Stored dataset items
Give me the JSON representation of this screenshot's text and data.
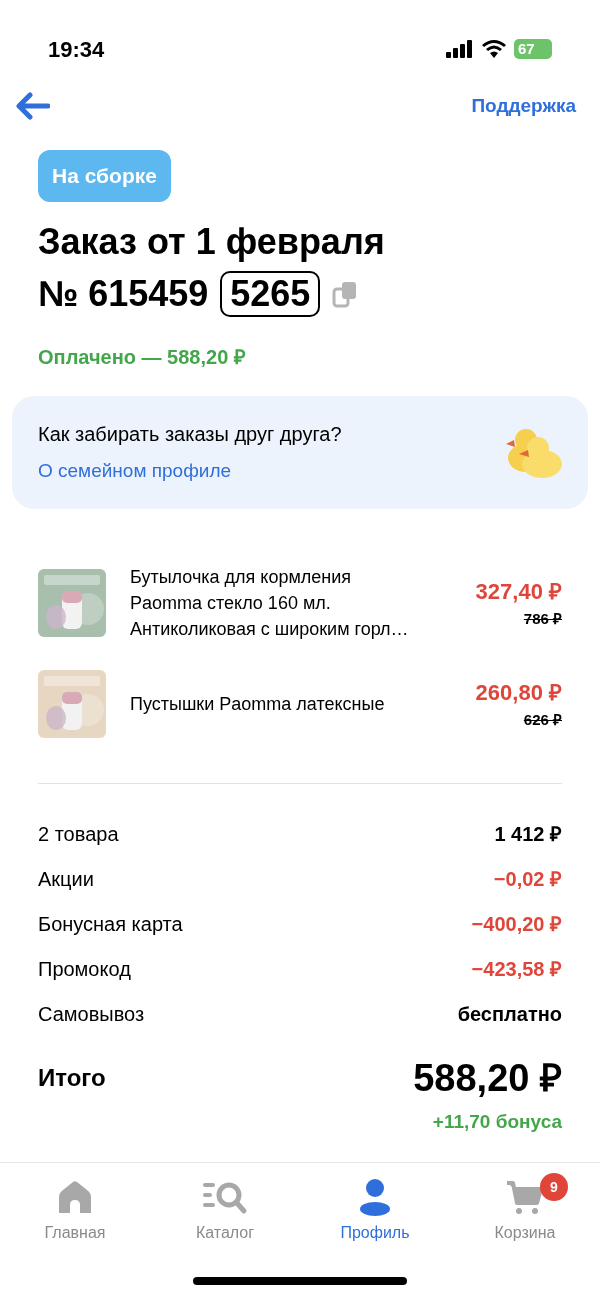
{
  "status_bar": {
    "time": "19:34",
    "battery": "67"
  },
  "nav": {
    "support": "Поддержка"
  },
  "order": {
    "status": "На сборке",
    "title": "Заказ от 1 февраля",
    "number_prefix": "№ 615459",
    "code": "5265",
    "paid": "Оплачено — 588,20 ₽"
  },
  "family_card": {
    "question": "Как забирать заказы друг друга?",
    "link": "О семейном профиле"
  },
  "products": [
    {
      "name": "Бутылочка для кормления Paomma стекло 160 мл. Антиколиковая с широким горл…",
      "price": "327,40 ₽",
      "old_price": "786 ₽"
    },
    {
      "name": "Пустышки Paomma латексные",
      "price": "260,80 ₽",
      "old_price": "626 ₽"
    }
  ],
  "summary": [
    {
      "label": "2 товара",
      "value": "1 412 ₽",
      "kind": "plain"
    },
    {
      "label": "Акции",
      "value": "−0,02 ₽",
      "kind": "discount"
    },
    {
      "label": "Бонусная карта",
      "value": "−400,20 ₽",
      "kind": "discount"
    },
    {
      "label": "Промокод",
      "value": "−423,58 ₽",
      "kind": "discount"
    },
    {
      "label": "Самовывоз",
      "value": "бесплатно",
      "kind": "plain"
    }
  ],
  "total": {
    "label": "Итого",
    "value": "588,20 ₽",
    "bonus": "+11,70 бонуса"
  },
  "tab_bar": [
    {
      "label": "Главная",
      "kind": "home",
      "selected": false
    },
    {
      "label": "Каталог",
      "kind": "catalog",
      "selected": false
    },
    {
      "label": "Профиль",
      "kind": "profile",
      "selected": true
    },
    {
      "label": "Корзина",
      "kind": "cart",
      "selected": false,
      "badge": "9"
    }
  ]
}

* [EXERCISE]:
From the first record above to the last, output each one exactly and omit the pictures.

* [YOUR RESPONSE]:
Give me the JSON representation of this screenshot's text and data.
{
  "status_bar": {
    "time": "19:34",
    "battery": "67"
  },
  "nav": {
    "support": "Поддержка"
  },
  "order": {
    "status": "На сборке",
    "title": "Заказ от 1 февраля",
    "number_prefix": "№ 615459",
    "code": "5265",
    "paid": "Оплачено — 588,20 ₽"
  },
  "family_card": {
    "question": "Как забирать заказы друг друга?",
    "link": "О семейном профиле"
  },
  "products": [
    {
      "name": "Бутылочка для кормления Paomma стекло 160 мл. Антиколиковая с широким горл…",
      "price": "327,40 ₽",
      "old_price": "786 ₽"
    },
    {
      "name": "Пустышки Paomma латексные",
      "price": "260,80 ₽",
      "old_price": "626 ₽"
    }
  ],
  "summary": [
    {
      "label": "2 товара",
      "value": "1 412 ₽",
      "kind": "plain"
    },
    {
      "label": "Акции",
      "value": "−0,02 ₽",
      "kind": "discount"
    },
    {
      "label": "Бонусная карта",
      "value": "−400,20 ₽",
      "kind": "discount"
    },
    {
      "label": "Промокод",
      "value": "−423,58 ₽",
      "kind": "discount"
    },
    {
      "label": "Самовывоз",
      "value": "бесплатно",
      "kind": "plain"
    }
  ],
  "total": {
    "label": "Итого",
    "value": "588,20 ₽",
    "bonus": "+11,70 бонуса"
  },
  "tab_bar": [
    {
      "label": "Главная",
      "kind": "home",
      "selected": false
    },
    {
      "label": "Каталог",
      "kind": "catalog",
      "selected": false
    },
    {
      "label": "Профиль",
      "kind": "profile",
      "selected": true
    },
    {
      "label": "Корзина",
      "kind": "cart",
      "selected": false,
      "badge": "9"
    }
  ]
}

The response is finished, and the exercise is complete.